= Beginning of Section =

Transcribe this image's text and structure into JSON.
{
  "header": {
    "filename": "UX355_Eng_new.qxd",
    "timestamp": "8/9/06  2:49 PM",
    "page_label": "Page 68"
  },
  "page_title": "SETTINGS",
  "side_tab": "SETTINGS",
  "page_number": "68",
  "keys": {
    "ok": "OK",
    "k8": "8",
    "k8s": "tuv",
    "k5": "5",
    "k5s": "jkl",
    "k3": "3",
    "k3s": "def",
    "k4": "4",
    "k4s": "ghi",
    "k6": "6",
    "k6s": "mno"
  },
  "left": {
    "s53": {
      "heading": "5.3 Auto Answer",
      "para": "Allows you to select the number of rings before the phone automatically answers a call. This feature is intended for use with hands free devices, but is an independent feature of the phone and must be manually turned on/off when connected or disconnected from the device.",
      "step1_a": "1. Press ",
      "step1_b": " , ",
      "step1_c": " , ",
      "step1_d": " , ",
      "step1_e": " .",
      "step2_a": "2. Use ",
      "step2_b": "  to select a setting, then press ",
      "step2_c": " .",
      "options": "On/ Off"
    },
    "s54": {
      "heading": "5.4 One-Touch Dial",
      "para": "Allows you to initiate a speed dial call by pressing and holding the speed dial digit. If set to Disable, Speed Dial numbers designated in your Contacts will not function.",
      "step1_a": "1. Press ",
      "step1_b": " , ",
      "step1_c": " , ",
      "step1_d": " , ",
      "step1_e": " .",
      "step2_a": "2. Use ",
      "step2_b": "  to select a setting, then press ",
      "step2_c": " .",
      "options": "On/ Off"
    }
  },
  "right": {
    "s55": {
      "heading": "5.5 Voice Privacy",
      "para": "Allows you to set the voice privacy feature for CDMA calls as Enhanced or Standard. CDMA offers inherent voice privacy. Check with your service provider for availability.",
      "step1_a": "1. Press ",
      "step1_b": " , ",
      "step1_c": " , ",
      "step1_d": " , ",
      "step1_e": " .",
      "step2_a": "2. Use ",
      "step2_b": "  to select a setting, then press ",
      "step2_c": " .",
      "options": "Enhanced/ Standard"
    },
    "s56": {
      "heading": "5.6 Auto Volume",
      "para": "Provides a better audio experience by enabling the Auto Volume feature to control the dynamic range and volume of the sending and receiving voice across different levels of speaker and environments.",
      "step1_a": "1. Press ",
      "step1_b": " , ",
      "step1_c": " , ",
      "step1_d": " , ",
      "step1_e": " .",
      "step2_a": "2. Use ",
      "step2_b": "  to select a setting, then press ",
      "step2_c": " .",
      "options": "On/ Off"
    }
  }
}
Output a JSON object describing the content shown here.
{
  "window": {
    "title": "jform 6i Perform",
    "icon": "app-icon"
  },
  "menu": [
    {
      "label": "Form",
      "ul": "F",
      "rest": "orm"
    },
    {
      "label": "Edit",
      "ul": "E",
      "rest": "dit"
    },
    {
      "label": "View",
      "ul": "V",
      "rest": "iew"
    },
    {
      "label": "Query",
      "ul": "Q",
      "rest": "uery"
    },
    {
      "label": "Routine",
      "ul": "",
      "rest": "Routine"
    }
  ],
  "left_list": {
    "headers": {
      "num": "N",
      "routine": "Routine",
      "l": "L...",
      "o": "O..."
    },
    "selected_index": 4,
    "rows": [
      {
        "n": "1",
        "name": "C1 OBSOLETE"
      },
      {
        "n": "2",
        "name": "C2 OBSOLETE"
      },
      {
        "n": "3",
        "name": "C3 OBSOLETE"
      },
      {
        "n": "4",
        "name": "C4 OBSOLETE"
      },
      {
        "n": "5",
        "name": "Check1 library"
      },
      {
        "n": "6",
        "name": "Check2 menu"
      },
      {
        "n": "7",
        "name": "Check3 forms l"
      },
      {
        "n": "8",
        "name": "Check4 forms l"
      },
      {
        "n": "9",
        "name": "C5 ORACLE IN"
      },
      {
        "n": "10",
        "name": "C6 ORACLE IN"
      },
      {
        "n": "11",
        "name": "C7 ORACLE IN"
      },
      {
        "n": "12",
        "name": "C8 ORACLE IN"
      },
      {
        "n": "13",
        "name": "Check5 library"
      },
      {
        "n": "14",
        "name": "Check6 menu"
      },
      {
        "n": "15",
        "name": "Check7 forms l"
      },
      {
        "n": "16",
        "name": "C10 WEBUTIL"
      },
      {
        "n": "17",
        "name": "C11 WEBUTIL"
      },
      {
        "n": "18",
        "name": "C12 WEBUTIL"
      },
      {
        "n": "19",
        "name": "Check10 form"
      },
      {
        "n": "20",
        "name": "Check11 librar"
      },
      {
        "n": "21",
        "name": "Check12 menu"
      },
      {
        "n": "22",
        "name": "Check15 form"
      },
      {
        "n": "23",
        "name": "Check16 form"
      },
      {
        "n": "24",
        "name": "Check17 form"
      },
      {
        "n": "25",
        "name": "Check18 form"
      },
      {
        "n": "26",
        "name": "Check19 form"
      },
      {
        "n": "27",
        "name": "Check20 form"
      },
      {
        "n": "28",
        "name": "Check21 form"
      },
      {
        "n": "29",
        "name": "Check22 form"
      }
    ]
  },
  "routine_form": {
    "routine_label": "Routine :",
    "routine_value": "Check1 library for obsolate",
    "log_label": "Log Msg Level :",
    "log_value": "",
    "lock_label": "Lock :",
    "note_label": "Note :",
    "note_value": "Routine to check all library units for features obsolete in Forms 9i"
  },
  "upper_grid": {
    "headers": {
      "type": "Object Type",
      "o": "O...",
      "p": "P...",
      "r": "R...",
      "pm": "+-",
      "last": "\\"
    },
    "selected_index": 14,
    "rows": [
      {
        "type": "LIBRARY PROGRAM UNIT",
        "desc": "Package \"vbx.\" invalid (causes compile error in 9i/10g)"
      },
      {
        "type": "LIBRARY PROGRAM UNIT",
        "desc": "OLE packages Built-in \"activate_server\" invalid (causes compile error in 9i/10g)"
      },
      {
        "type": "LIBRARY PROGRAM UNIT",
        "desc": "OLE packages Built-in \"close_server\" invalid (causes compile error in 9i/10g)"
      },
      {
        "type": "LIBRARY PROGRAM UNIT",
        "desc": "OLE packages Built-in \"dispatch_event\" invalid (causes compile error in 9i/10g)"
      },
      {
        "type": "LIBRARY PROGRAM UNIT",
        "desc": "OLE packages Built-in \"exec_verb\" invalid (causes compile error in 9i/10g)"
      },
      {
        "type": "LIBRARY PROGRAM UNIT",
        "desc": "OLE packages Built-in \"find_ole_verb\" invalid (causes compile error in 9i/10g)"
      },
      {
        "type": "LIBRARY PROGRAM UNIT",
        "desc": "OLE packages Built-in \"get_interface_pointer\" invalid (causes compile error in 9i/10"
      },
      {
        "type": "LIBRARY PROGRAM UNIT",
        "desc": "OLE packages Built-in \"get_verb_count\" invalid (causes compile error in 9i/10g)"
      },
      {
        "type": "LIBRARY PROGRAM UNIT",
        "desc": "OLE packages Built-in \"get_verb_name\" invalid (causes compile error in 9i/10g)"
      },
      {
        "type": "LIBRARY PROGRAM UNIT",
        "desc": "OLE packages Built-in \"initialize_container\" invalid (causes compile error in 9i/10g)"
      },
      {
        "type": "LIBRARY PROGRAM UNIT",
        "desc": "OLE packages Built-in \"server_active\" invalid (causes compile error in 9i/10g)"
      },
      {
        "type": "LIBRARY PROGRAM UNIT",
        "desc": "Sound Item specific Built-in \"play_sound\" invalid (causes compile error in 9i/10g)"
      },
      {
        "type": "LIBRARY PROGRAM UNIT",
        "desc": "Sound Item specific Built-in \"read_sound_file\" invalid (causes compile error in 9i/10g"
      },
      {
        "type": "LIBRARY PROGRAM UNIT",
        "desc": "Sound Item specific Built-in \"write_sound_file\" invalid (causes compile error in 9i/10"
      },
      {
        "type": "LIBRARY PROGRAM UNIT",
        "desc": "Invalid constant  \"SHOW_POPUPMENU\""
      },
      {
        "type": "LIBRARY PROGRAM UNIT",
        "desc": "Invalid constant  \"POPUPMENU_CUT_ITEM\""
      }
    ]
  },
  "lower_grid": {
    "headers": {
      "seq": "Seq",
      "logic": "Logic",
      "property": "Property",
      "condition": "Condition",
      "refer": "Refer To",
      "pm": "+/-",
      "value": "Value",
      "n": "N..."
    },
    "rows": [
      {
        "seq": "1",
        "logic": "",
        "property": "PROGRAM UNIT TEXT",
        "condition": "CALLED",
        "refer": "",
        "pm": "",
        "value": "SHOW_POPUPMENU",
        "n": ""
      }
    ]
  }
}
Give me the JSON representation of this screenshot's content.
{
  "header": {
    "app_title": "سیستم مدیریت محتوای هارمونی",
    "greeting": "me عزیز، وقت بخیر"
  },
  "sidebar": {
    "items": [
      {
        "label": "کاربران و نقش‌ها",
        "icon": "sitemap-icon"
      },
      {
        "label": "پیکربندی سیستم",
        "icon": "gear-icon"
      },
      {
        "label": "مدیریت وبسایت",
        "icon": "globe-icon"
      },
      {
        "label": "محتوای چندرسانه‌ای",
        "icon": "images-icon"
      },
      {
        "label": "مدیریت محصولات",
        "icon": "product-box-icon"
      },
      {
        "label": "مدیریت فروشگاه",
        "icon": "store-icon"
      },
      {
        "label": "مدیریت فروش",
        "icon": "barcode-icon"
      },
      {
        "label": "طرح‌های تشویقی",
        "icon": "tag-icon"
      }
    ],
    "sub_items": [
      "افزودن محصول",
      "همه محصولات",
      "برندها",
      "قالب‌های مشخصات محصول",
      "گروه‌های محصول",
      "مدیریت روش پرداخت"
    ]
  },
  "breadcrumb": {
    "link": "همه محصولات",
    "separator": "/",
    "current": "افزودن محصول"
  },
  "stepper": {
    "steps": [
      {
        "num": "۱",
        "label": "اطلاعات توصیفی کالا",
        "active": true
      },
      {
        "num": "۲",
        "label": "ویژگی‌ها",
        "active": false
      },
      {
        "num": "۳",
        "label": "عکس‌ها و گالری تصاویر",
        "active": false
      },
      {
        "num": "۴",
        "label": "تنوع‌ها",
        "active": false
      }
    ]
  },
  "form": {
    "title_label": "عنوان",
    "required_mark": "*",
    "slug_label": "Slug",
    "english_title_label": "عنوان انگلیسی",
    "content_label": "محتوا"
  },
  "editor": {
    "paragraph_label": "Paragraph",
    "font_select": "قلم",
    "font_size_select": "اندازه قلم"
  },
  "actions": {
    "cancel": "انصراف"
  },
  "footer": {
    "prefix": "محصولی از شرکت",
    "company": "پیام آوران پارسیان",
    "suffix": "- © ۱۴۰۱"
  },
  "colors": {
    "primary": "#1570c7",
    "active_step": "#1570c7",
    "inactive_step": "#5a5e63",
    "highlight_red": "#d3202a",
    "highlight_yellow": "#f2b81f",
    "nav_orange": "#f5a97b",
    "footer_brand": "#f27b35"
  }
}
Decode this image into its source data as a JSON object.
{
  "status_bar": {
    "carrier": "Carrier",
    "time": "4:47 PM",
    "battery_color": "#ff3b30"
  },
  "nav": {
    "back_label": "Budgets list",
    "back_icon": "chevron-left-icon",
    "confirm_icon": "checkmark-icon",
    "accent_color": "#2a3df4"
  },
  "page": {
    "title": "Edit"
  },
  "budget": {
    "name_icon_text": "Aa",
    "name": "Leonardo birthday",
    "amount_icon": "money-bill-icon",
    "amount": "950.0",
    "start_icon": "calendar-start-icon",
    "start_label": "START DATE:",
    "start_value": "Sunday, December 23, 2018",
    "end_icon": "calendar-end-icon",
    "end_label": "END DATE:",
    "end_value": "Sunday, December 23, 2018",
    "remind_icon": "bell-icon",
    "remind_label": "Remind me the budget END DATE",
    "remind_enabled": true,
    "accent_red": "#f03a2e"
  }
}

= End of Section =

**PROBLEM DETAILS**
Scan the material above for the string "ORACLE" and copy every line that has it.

**SOLUTION BELOW**
        "name": "C5 ORACLE IN"
        "name": "C6 ORACLE IN"
        "name": "C7 ORACLE IN"
        "name": "C8 ORACLE IN"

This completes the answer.